Driven: Mercedes SLK
Can Merc's latest roadster add 'fun to drive' to its list of abilities?
Faced with a challenging series of mountain switchbacks to negotiate, an SLK would not traditionally be your sporty roadster of choice. It is therefore perhaps a measure of just how confident Mercedes is in the dynamic ability of its new car that it has chosen Tenerife, whose wiggly mountain passes must easily match anything the Alps has to offer in terms of corners per kilometre, to launch the third generation of its two-seat roadster.
That doesn't mean that Mercedes has forgotten the SLK's traditional MO of course. 'Refined sportiness' are the key words for this car, says Mercedes, so the SLK remains self-consciously softened-off at the edges to keep the boulevardiers and trundlers that make up its core audience happy.
Other new bells and whistles include Attention Assist and a new pedestrian-friendly 'active' bonnet as standard and, on four-cylinder models, a synthetic audio enhancement for the engine, which gives a more pronounced induction note. This last is generated mechanically rather than electronically (as is the case in the PH fleet Seat Leon Cupra R).

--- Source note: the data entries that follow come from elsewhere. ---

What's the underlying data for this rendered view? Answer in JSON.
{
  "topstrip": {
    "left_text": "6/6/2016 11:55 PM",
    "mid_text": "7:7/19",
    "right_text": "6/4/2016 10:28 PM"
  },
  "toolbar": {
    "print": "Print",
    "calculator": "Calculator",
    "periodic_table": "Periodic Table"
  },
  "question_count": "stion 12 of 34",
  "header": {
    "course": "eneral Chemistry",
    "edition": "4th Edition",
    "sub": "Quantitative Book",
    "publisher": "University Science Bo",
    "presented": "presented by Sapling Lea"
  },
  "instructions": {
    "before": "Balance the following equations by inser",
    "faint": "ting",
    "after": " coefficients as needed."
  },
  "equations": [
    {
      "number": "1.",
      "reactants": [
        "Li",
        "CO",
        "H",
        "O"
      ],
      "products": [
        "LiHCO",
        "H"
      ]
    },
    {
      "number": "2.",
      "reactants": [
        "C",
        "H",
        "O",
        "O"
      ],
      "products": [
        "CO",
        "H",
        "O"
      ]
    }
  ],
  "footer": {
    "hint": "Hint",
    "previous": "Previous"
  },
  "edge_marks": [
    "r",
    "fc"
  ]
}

It's a deliberate move away from a slightly effete look, says Mercedes designer Michael Plessing. "We wanted to attract more male customers" he says, "so we held customer clinics with that in mind and this is the design that came out best. We just hope that it won't put off our female customers".
But if the exterior design is evolutionary, the interior is dramatically different - and quite possibly one of the finest cabins Mercedes has yet come up with. The overall effect, with bold horizontal surfaces and striking circular vents, is reminiscent of the SLS AMG, although somehow more approachable, less intimidating. It also seems darn well screwed together (although for the 44 grand it'll cost you to get into a top-spec SLK 350 you'd rather hope it would be).
Which brings us back to that twisty Tenerifan road. The 302bhp V6 is enough to propel the 1540kg roadster to 62mph in 5.6secs, and does so in such a linear, progressive manner that you either have to make concerted efforts to drive like a hooligan or find a wet road to make the ESP intervene in any meaningful way as you accelerate out of the corners.
It's not all good news, mind. The seven-speed 7G-Tronic Plus gearbox isn't always keen to provide you with a gearchange precisely when you want it in manual mode, while accelerating hard out of the slowest, tightest corners will have you either in an over-frenetic first or a laboured second. Having said that, for the way this car will be driven most of the time (ie not at nine-tenths on a mountain road), the gearbox is ideal; smooth responsive and refined.
Curiously enough, this was not the case in the four-cylinder SLK 200 we also tried, its smaller tyres and lighter engine providing it with a more communicative helm. The 200 was actually a game old thing; despite it's power deficit, smaller tyres and no sports suspension as featured on the SLK 350 AMG Sport we drove it kept up with the faster cars of some fellow journos with reasonable ease - although the knobbly, ponderous six-speed manual 'box wasn't its strongest suit.
The SLK has now matured into more than just a cruiser with a roof - it can now do the twisty road thing with some conviction, too. We await the arrival of the AMG version with great anticipation...
|Number of cylinders/arrangement||6/V, 4 valves per cylinder|
|Bore x stroke||mm||92.9 x 86.0|
|Rated output||kW/hp||225/306 at 6500 rpm|
|Rated torque||Nm||370 at 3500 rpm|
|Mixture formation||Direct petrol injection|
|Transmission||Seven-speed automatic transmission|
|Front axle||Multi-link independent suspension, anti-dive, coil springs, gas-pressure shock absorbers, stabiliser|
|Rear axle||Multi-link independent suspension, anti-squat and
anti-lift, coil springs, gas-pressure shock absorbers, stabiliser
|Braking system||Disc brakes all round, internally ventilated at the front and solid at the rear, electric parking brake at the rear, ABS, Brake Assist, ESP®|
|Steering||Hydraulic rack-and-pinion power steering|
front 7.5 J x 17
rear 8.5 J x 17
front 225/45 R 17
rear 245/40 R 17
Dimensions and weights
|Boot capacity *||l||225-335|
|Kerb weight acc. to EC||kg||1540|
|Tank capacity/incl. reserve||l||60/8|
Performance and fuel consumption
|Acceleration 0 - 100 km/h||s||5.6|
|Fuel consumption comb.||l/100 km||7.1|
*acc. to VDA measuring method